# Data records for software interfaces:
++++++

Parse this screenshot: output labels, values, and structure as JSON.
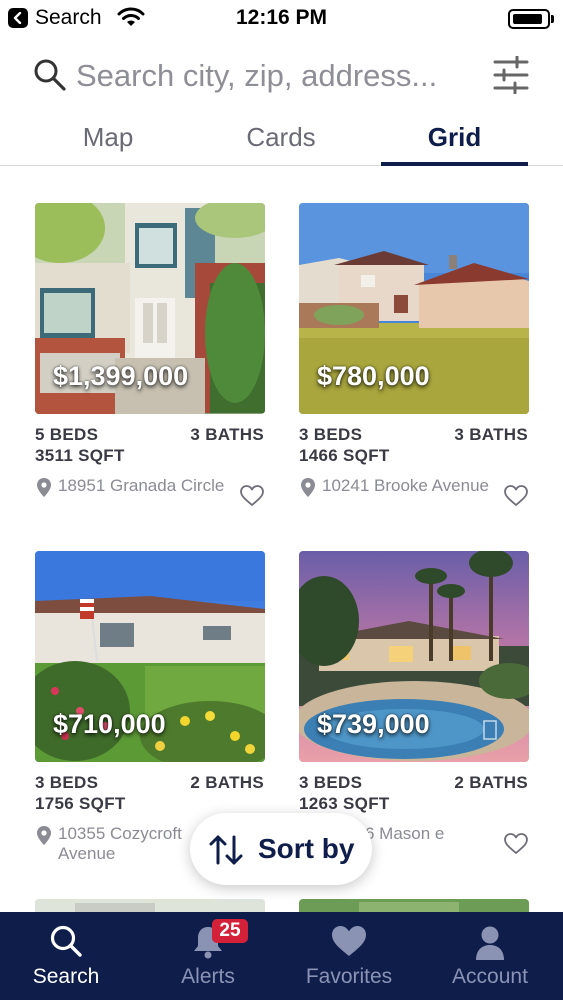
{
  "status_bar": {
    "back_label": "Search",
    "time": "12:16 PM"
  },
  "search": {
    "placeholder": "Search city, zip, address..."
  },
  "view_tabs": [
    {
      "label": "Map",
      "active": false
    },
    {
      "label": "Cards",
      "active": false
    },
    {
      "label": "Grid",
      "active": true
    }
  ],
  "listings": [
    {
      "price": "$1,399,000",
      "beds": "5 BEDS",
      "baths": "3 BATHS",
      "sqft": "3511 SQFT",
      "address": "18951 Granada Circle",
      "favorited": false
    },
    {
      "price": "$780,000",
      "beds": "3 BEDS",
      "baths": "3 BATHS",
      "sqft": "1466 SQFT",
      "address": "10241 Brooke Avenue",
      "favorited": false
    },
    {
      "price": "$710,000",
      "beds": "3 BEDS",
      "baths": "2 BATHS",
      "sqft": "1756 SQFT",
      "address": "10355 Cozycroft Avenue",
      "favorited": false
    },
    {
      "price": "$739,000",
      "beds": "3 BEDS",
      "baths": "2 BATHS",
      "sqft": "1263 SQFT",
      "address": "6 Mason e",
      "favorited": false
    }
  ],
  "sort_button": {
    "label": "Sort by"
  },
  "bottom_nav": [
    {
      "label": "Search",
      "icon": "search-icon",
      "active": true
    },
    {
      "label": "Alerts",
      "icon": "bell-icon",
      "badge": "25"
    },
    {
      "label": "Favorites",
      "icon": "heart-icon"
    },
    {
      "label": "Account",
      "icon": "person-icon"
    }
  ],
  "colors": {
    "navy": "#0f1d4a",
    "badge_red": "#d3213a",
    "muted_text": "#8b8b94"
  }
}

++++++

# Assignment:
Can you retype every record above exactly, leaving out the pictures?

# Output for this task:
Parse this screenshot: output labels, values, and structure as JSON.
{
  "status_bar": {
    "back_label": "Search",
    "time": "12:16 PM"
  },
  "search": {
    "placeholder": "Search city, zip, address..."
  },
  "view_tabs": [
    {
      "label": "Map",
      "active": false
    },
    {
      "label": "Cards",
      "active": false
    },
    {
      "label": "Grid",
      "active": true
    }
  ],
  "listings": [
    {
      "price": "$1,399,000",
      "beds": "5 BEDS",
      "baths": "3 BATHS",
      "sqft": "3511 SQFT",
      "address": "18951 Granada Circle",
      "favorited": false
    },
    {
      "price": "$780,000",
      "beds": "3 BEDS",
      "baths": "3 BATHS",
      "sqft": "1466 SQFT",
      "address": "10241 Brooke Avenue",
      "favorited": false
    },
    {
      "price": "$710,000",
      "beds": "3 BEDS",
      "baths": "2 BATHS",
      "sqft": "1756 SQFT",
      "address": "10355 Cozycroft Avenue",
      "favorited": false
    },
    {
      "price": "$739,000",
      "beds": "3 BEDS",
      "baths": "2 BATHS",
      "sqft": "1263 SQFT",
      "address": "6 Mason e",
      "favorited": false
    }
  ],
  "sort_button": {
    "label": "Sort by"
  },
  "bottom_nav": [
    {
      "label": "Search",
      "icon": "search-icon",
      "active": true
    },
    {
      "label": "Alerts",
      "icon": "bell-icon",
      "badge": "25"
    },
    {
      "label": "Favorites",
      "icon": "heart-icon"
    },
    {
      "label": "Account",
      "icon": "person-icon"
    }
  ],
  "colors": {
    "navy": "#0f1d4a",
    "badge_red": "#d3213a",
    "muted_text": "#8b8b94"
  }
}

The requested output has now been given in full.